Extracted data entries
*** Begin section ***
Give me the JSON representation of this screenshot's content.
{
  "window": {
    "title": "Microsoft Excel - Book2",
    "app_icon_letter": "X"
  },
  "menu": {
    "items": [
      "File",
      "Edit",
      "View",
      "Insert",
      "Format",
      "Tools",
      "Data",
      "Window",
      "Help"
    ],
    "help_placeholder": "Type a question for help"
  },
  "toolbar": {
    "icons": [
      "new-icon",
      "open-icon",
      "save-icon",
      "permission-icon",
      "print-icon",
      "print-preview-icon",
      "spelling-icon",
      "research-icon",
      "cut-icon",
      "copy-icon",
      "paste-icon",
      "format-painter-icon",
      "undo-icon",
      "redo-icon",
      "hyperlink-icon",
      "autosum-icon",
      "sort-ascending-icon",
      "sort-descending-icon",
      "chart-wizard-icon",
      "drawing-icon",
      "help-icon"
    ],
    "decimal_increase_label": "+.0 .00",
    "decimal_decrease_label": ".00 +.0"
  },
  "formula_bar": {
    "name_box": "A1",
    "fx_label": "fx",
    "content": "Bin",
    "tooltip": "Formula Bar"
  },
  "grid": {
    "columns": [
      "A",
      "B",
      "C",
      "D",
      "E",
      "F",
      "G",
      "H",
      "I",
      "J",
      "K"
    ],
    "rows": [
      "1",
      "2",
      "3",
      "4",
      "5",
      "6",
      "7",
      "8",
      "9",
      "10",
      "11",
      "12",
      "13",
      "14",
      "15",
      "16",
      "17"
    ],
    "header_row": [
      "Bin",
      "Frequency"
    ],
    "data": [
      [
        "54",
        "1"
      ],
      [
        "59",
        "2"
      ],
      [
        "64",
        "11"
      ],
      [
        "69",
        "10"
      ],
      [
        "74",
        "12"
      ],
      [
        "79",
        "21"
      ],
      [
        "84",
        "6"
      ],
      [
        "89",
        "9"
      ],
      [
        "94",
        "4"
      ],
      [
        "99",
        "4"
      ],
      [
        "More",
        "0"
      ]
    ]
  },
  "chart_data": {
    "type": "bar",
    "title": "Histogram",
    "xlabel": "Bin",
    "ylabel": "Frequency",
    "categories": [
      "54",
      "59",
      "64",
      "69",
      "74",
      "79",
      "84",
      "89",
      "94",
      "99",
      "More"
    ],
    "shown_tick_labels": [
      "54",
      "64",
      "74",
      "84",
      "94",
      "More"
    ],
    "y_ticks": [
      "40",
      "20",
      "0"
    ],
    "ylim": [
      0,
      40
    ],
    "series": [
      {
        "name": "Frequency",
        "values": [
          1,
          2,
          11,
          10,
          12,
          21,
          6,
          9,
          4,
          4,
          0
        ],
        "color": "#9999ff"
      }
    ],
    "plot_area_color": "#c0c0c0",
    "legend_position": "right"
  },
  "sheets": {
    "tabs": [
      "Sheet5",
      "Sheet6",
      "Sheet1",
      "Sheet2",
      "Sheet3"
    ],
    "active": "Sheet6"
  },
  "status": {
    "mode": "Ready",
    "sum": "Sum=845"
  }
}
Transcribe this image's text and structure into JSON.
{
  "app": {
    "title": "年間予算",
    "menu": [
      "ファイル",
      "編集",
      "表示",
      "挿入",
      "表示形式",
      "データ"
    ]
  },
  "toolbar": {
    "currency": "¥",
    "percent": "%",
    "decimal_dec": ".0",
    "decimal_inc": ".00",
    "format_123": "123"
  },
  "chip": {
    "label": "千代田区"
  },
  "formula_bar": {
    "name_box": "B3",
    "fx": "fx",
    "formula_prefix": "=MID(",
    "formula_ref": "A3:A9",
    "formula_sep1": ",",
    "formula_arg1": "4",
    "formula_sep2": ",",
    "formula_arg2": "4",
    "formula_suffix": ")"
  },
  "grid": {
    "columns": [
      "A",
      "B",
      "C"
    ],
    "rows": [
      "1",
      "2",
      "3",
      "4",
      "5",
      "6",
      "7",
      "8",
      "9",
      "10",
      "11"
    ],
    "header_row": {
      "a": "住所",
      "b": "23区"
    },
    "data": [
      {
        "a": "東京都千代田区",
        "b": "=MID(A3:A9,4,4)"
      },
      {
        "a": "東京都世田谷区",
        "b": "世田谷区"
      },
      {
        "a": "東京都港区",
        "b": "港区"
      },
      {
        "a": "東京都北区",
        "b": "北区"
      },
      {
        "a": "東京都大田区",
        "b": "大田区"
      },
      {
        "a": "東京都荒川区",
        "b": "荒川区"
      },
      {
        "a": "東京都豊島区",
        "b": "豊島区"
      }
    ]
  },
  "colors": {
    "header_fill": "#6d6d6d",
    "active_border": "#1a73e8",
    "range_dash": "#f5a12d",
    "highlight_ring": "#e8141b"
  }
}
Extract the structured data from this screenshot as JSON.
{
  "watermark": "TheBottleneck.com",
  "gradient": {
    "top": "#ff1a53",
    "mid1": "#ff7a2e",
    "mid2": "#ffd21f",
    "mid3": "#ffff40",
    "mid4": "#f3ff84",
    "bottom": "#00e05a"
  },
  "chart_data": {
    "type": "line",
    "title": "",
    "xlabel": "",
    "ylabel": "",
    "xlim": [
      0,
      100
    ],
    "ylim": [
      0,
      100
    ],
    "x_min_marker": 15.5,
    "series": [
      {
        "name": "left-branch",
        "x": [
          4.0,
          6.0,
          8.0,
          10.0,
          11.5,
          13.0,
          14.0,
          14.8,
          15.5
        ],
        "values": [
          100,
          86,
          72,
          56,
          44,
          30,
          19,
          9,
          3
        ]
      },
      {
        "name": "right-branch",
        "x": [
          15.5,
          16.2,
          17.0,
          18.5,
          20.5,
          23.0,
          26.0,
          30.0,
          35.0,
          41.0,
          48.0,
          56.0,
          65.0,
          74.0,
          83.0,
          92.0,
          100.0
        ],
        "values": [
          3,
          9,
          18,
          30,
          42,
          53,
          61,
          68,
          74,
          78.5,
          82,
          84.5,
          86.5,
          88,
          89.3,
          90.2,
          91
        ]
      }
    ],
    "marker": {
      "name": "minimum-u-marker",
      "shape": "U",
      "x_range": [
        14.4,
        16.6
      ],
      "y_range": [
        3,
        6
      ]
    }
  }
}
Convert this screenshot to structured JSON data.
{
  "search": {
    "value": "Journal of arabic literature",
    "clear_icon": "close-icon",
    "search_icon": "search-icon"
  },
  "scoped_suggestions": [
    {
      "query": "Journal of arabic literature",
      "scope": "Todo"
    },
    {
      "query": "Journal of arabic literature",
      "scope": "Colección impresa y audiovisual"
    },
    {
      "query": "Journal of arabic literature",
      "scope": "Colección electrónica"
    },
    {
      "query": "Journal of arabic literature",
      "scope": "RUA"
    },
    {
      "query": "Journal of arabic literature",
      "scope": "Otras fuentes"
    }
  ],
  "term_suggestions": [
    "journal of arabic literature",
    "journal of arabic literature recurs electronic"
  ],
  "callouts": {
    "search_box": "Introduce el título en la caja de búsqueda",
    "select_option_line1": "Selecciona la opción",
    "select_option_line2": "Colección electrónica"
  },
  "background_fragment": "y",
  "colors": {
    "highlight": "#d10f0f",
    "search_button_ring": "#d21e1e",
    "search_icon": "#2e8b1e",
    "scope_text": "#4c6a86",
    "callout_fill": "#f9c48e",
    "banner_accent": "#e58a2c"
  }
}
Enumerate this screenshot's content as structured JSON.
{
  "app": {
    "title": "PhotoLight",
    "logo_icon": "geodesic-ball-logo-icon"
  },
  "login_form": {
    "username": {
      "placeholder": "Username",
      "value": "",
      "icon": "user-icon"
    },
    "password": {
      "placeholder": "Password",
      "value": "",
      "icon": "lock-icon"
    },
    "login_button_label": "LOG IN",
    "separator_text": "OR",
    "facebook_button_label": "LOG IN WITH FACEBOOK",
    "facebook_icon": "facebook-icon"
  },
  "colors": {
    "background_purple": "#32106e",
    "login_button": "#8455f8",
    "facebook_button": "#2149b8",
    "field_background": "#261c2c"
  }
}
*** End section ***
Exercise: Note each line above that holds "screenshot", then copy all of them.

Written response:
Give me the JSON representation of this screenshot's content.
Extract the structured data from this screenshot as JSON.
Convert this screenshot to structured JSON data.
Enumerate this screenshot's content as structured JSON.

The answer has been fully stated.